Credit: Sharpe + Harrell Photography
Many states have adopted the 2009 International Energy Conservation Code (IECC); some have even migrated to the 2012 version. They are both very good codes, significantly improving the energy performance of new buildings, but, unfortunately, their effect on existing buildings is limited.
Specifically, the code only applies to those parts of additions and renovations that are either entirely new or that expose the insulation or the empty insulation cavities. New areas must meet the code minimums, and existing exposed framing cavities must be filled with enough insulation to meet the code or filled with as much insulation as will fit. So, though the existing part of a remodeling project doesn’t have to comply with current codes, you can use them as a guide to create a better building, lower energy use, and make homeowners more comfortable in the process.
The Envelope, Please
The most useful part of the IECC is the table of required air sealing measures (Table 402.4.2 in the 2009 version). This table offers good standards for creating a solid building envelope, starting with a requirement that the insulation is installed in contact and aligned with the air barrier. Other requirements include:
insulated wall corners and headers;
air-sealed and insulated rim joists;
insulation cut and fit around wires and pipes (think of that!); and
HVAC boots sealed to drywall and floors.
Now, if you are doing an addition to a house, this is, at least theoretically, all required in the new construction areas, provided the inspectors actually enforce it. But nothing has to be done to the existing parts of the building that aren’t gutted. So in most cases you end up with (hopefully) an efficient addition, usually attached to a poorly-performing existing building.
Air sealing can be somewhat labor-intensive, but it makes a home much more efficient and comfortable. I realize that it would be challenging, expensive, and in some cases, impossible, to upgrade an existing structure to the current energy code, but there are many things we can do that cost very little yet provide significant value:
Caulk around windows, doors, and interior baseboards when painting and finishing floors.
Caulk the gaps around pipes and wires in top and bottom plates and then install extra ceiling insulation.
Install solid blocking at the top and bottom of mechanical chases between floors, at dropped soffits, and behind attic knee walls.
Have your painter caulk HVAC boots — they probably won’t charge you much if anything to do it.
Even though you aren’t required to upgrade an entire house to meet the new energy code, if you use it as a guide for improvements in an existing building, your clients will save a lot of energy and be more comfortable, and those things can lead to some good referrals.

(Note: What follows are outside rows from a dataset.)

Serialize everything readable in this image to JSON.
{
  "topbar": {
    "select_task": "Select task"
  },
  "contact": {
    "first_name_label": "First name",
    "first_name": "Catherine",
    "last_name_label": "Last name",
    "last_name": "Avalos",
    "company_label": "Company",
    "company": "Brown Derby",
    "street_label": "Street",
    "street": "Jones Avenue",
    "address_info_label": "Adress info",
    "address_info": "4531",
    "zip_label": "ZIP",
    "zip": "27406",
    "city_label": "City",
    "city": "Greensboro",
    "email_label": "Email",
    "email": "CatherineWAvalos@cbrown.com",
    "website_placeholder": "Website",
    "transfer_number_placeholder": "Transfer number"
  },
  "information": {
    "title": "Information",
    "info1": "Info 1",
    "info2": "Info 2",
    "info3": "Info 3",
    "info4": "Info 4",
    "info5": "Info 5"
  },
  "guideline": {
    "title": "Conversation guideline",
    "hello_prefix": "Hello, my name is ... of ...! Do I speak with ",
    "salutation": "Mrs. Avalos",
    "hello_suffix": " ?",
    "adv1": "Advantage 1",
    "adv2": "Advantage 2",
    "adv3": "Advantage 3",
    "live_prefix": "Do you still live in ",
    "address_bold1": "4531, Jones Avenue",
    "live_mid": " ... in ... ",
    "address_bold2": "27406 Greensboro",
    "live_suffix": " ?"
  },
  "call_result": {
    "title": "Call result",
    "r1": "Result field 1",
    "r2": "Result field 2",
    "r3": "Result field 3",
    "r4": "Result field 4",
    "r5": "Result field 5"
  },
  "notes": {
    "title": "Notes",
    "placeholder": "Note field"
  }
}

Georgia State Energy Code Amendments has an excellent set of drawings showing how to insulate and air seal.
Chapter 4 of our book, Insulation and Air Sealing, is available for free download from the publisher.
—Carl Seville teaches, speaks, and writes about, consults on, and certifies green buildings. He is co-author of Green Building: Principles and Practices in Residential Construction. sevilleconsulting.com; greencurmudgeon.com